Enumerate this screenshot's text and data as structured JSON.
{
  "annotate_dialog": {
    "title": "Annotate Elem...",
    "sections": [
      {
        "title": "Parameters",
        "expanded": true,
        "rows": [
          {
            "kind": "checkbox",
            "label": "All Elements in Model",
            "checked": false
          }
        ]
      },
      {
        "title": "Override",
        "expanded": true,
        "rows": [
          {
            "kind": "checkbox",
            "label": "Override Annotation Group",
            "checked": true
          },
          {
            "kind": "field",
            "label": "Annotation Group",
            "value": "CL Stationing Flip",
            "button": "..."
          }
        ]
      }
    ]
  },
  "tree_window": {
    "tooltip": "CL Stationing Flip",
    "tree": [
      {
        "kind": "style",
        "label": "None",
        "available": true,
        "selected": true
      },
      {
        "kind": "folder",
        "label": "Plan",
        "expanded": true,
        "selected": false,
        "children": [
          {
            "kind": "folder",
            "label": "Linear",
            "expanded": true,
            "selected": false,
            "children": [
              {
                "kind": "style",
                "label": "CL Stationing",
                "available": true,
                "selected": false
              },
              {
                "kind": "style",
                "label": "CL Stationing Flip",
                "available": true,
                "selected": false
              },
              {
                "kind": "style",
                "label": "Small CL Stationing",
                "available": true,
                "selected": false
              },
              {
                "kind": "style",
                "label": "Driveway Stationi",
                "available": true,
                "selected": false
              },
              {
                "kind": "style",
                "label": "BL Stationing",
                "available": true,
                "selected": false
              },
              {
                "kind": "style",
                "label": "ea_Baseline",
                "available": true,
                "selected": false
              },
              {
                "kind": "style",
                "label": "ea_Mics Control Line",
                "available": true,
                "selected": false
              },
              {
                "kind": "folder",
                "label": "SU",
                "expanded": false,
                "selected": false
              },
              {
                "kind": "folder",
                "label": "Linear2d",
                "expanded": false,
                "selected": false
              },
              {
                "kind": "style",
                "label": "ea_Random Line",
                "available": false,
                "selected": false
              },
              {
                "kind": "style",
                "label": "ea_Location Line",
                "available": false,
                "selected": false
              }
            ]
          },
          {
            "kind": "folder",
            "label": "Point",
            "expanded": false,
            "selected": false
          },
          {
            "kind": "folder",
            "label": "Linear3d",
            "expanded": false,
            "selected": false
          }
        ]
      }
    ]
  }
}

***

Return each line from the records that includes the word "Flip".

            "value": "CL Stationing Flip",
    "tooltip": "CL Stationing Flip",
                "label": "CL Stationing Flip",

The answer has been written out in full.